Sunday, September 10, 2017

Middle Of The Night

As I write Key West has winds well above 70 miles per hour teetering on sustained and a Category One hurricane, which if it were to get no stronger would be not that bad. Sure there are trees down and power lines torn up and so forth nut this storm has so much more to give. And the thing is it's not moving very fast at all, six miles n hour they say. The waters of the Straits of Florida are warm and all these factors lead some forecasters to predict landfall somewhere near Big Coppitt as a Category Four.
Or maybe not. These storms are nothing if not changeable and forecasters have the devil's own job keeping ahead of them. Sitting in the communications center at Key West PD the wind outside make you glad to be indoors and not to be someone's forgotten pet or abandoned stray. The thing about hurricanes that impresses me is their relentless natures. Sometimes in a rain storm you can catch a break, a pause in the action. Wait long enough and the rain will stop. Here it's been windy and raining steadily for seven hours with lots more to come. No pauses.
 It's difficult to describe living through a hurricane in the police station. I always work night shift so I am generally looking out into darkness and maybe because the storm creates its own myth or perhaps because the power tends to go out(!) it always looks extra menacing and dark out there. You can hear the rumbling of wind hitting the building and the rain slashing on the windows and palm fronds and it creates a feeling of being in a bubble like a spaceship surrounded by hostile alien atmospheres outside.  
I am not given to these flights of fancy but the abrupt contrast between the daily routines inside and the chaos outside is startling. You can get up and step away from your desk, heat some food, wash some dishes and walk back and its still there the wind pushing against the building and struggling to get inside and ruin your night.
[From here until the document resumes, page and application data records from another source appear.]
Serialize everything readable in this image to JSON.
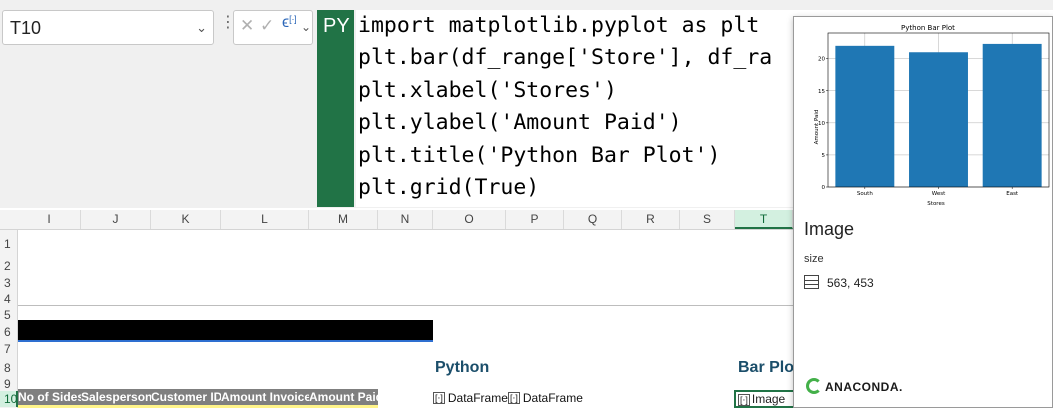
{
  "namebox": {
    "value": "T10"
  },
  "formula": {
    "py_badge": "PY",
    "code_lines": [
      "import matplotlib.pyplot as plt",
      "plt.bar(df_range['Store'], df_ra",
      "plt.xlabel('Stores')",
      "plt.ylabel('Amount Paid')",
      "plt.title('Python Bar Plot')",
      "plt.grid(True)"
    ]
  },
  "grid": {
    "columns": [
      "I",
      "J",
      "K",
      "L",
      "M",
      "N",
      "O",
      "P",
      "Q",
      "R",
      "S",
      "T"
    ],
    "selected_column": "T",
    "rows": [
      "1",
      "2",
      "3",
      "4",
      "5",
      "6",
      "7",
      "8",
      "9",
      "10"
    ],
    "selected_row": "10"
  },
  "sheet": {
    "python_heading": "Python",
    "barplot_heading": "Bar Plo",
    "table_headers": [
      "No of Sides",
      "Salesperson",
      "Customer ID",
      "Amount Invoiced",
      "Amount Paid"
    ],
    "dataframe_cells": [
      "DataFrame",
      "DataFrame"
    ],
    "image_cell": "Image"
  },
  "preview": {
    "type_title": "Image",
    "size_label": "size",
    "size_value": "563, 453",
    "brand": "ANACONDA."
  },
  "colors": {
    "excel_green": "#217346",
    "bar_blue": "#1f77b4",
    "header_gray": "#7f7f7f",
    "heading_teal": "#1b4e6a"
  },
  "chart_data": {
    "type": "bar",
    "title": "Python Bar Plot",
    "xlabel": "Stores",
    "ylabel": "Amount Paid",
    "categories": [
      "South",
      "West",
      "East"
    ],
    "values": [
      22.0,
      21.0,
      22.3
    ],
    "ylim": [
      0,
      24
    ],
    "yticks": [
      0,
      5,
      10,
      15,
      20
    ],
    "grid": true
  }
}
Inside the spaceship you watch the rain slashing horizontally with total detachment not allowing yourself to feel the threat. 
I cannot imagine how the people around Varadero the Cuban tourist paradise must be feeling with this storm never moving away. Exhaustion is setting in on this side of the Straits and I wish Irma would get on with it and go away. As of midnight it seems like we will have  another dozen hours of wind and rain and cold prying storm fingers trying to find their way into our serene work bubble we call the police station.

16 comments:

Anonymous said...

Thanks for this update and local view. May you and yours and the first responders have what you need to endure this storm.

Anonymous said...

So I guess it's getting hairy around there?

Anonymous said...

The guys on advrider battle scooter are wondering about you . Just thought to pass it on.
http://advrider.com/index.php?threads/been-a-while-since-weve-seen-conchscooter.1254153/#post-33162772

David Masse said...

Be safe Michael. I can't imagine.

Cody goldman said...

Thank you for the post, as I write this the eye is over you, please move faster Irma, just move on. I hope we here from you soon.

Anonymous said...

Thank you for posting! Be safe.

Mike from the loop road

Denise Kean said...

Be safe, thanks for posting!!!!

Anonymous said...

Be safe our prayers are with you
Mike E

Trobairitz said...

So glad you are in a safe space at headquarters. We've been thinking of you and hoping things go as smooth as they can with a hurricane.......Thanks for keeping us posted.

Anonymous said...

Hoping you and your family are safe. Thank you for the updates.

Steve Williams said...

The relentless nature of the storm has to be the worst. I remember spending a night in a tent during a backpacking trip in a storm that I thought would never end. And that was only two hours.

The wind has probably picked up since you posted. Hope the bubble holds. And pray no stray dogs come to the window and all are safe and sound somewhere.

Michael Webber said...

Stay safe Michael
Still waiting to hear how you all are down there

MyamuhNative said...

Worried about you Michael!
Hoping roads are passable to get you home when you are able.
Reports from Tavernier\key largo are grim.
Still haven't heard much about Big Pine and Bahia Honda.
If your wife and rusty need a stop in the way home, they have a place in Citrus county with us

Sandi Foster said...

just thinking about you... hope to read a new blog soon

Louis Vetter said...

Hope to hear something soon..

irondad said...

So glad you are able to update us here. Been worried about you two. Texted cell numbers I had listed but didn't know if they still worked. Then I thought, why not check the blog? So awesome to see. Hoping for the best for you.

Dan